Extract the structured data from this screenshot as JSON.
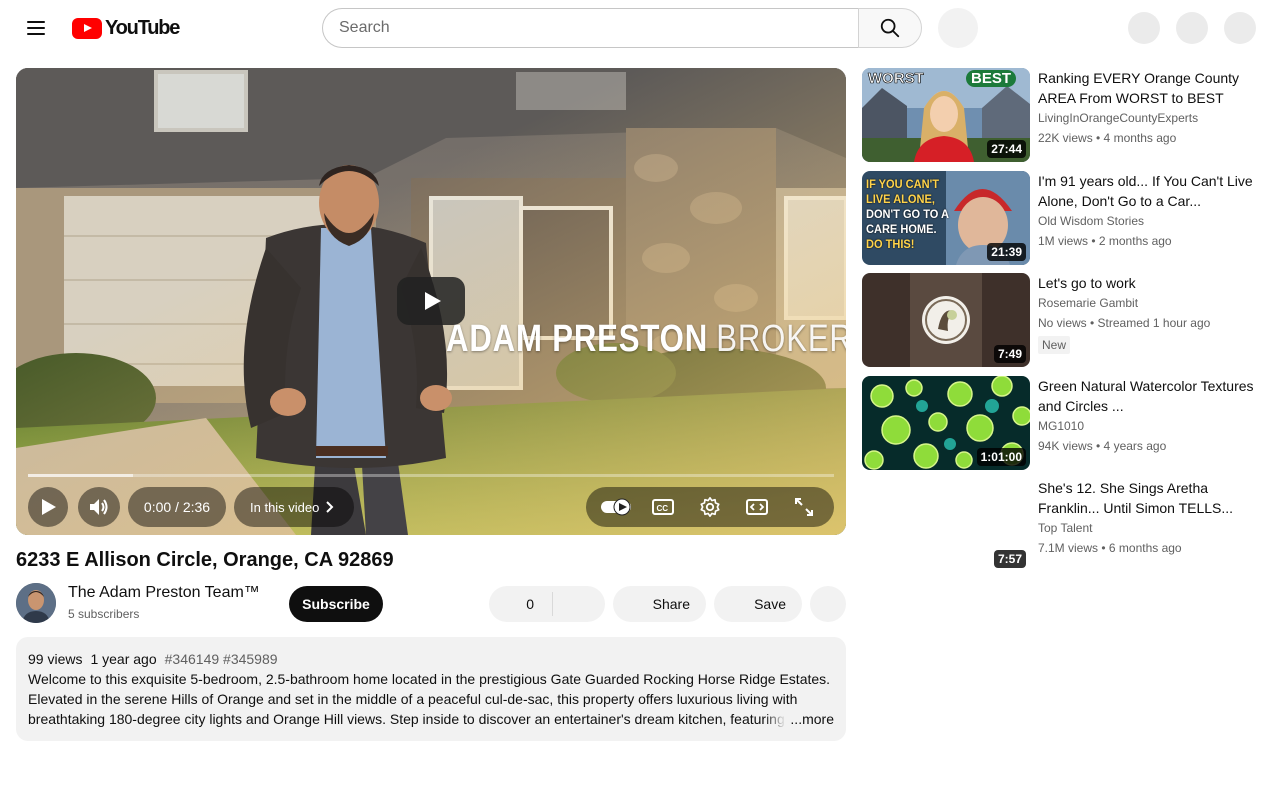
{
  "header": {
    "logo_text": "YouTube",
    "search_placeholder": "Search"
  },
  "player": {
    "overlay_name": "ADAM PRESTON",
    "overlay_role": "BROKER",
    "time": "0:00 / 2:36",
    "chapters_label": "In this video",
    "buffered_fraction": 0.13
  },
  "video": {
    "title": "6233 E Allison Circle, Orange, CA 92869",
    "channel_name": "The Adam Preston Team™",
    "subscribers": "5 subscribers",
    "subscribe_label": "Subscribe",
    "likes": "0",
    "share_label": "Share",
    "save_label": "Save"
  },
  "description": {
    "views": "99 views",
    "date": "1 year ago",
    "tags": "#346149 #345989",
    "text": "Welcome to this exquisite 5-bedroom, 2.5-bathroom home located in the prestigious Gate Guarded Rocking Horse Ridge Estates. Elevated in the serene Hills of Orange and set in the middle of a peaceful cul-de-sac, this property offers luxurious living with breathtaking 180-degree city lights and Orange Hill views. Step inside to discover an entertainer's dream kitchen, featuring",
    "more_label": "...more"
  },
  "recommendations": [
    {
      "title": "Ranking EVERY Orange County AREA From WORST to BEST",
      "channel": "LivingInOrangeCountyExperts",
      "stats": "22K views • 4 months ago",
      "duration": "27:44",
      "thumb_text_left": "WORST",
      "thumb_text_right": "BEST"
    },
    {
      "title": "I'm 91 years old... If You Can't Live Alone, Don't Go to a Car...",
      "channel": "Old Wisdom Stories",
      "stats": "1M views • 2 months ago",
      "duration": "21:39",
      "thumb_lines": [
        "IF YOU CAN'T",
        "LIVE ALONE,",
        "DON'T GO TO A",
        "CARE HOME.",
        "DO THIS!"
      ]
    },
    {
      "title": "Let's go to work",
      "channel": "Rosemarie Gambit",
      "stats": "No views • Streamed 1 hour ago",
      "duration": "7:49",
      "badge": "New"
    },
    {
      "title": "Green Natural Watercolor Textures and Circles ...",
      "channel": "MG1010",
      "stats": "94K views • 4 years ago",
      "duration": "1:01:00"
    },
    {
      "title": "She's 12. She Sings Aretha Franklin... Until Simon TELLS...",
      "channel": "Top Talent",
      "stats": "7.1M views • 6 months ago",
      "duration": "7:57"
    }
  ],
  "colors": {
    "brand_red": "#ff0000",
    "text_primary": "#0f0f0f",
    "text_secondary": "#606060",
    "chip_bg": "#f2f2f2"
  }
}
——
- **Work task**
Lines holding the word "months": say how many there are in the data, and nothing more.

- **Problem solution**
3